▶ _WHAT IS BEING ASKED_: Locate the word "icon" in the material, then show every line that holds it.

▶ _SOURCE DATA_:
• • • •
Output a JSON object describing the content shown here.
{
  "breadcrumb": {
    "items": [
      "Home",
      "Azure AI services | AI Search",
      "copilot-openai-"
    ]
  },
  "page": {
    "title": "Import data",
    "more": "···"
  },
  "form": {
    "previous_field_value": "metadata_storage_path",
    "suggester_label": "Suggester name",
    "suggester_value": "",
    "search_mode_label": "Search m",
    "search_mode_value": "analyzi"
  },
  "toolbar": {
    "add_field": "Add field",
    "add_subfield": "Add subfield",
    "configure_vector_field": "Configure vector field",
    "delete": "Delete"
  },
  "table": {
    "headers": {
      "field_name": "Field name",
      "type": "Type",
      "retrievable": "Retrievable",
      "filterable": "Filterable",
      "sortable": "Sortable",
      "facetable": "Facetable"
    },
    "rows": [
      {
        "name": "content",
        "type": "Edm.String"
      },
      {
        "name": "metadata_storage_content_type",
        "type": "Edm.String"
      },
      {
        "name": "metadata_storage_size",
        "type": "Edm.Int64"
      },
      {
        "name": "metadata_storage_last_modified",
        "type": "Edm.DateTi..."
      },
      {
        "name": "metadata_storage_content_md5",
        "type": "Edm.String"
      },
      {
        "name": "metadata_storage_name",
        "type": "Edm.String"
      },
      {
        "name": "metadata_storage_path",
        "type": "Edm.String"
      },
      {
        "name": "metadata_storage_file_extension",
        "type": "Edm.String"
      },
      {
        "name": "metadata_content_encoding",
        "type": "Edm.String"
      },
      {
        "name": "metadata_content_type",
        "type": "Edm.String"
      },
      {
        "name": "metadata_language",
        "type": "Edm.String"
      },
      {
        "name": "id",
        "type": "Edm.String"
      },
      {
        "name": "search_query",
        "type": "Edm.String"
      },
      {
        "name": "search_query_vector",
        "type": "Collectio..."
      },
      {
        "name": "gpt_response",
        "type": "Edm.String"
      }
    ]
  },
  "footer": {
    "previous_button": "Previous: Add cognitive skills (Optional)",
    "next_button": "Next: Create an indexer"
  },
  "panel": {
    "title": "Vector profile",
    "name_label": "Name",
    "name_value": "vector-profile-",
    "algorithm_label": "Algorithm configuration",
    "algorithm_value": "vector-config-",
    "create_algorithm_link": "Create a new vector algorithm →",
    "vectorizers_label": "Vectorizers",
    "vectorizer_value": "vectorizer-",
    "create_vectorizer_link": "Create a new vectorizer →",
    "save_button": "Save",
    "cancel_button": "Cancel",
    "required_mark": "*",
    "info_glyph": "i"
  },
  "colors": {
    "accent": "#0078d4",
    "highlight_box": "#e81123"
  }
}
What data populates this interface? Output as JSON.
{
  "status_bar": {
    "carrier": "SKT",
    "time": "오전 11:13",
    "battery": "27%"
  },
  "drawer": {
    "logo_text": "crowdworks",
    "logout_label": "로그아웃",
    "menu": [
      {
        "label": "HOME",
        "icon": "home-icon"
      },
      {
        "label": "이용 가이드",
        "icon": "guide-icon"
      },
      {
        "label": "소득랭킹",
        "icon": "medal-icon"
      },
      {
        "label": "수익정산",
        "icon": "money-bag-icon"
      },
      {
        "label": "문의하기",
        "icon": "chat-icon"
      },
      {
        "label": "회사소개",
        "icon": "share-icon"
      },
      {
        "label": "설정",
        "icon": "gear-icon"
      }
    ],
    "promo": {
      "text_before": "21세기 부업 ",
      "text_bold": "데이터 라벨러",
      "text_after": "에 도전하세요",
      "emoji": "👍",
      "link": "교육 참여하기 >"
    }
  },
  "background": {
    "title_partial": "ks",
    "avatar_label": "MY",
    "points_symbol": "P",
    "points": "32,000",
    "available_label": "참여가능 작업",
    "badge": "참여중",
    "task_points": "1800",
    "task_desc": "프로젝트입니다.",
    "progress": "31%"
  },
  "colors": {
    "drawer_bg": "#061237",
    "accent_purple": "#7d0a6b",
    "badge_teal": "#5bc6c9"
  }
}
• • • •
▶ _RESPONSE BOX_:
        "icon": "home-icon"
        "icon": "guide-icon"
        "icon": "medal-icon"
        "icon": "money-bag-icon"
        "icon": "chat-icon"
        "icon": "share-icon"
        "icon": "gear-icon"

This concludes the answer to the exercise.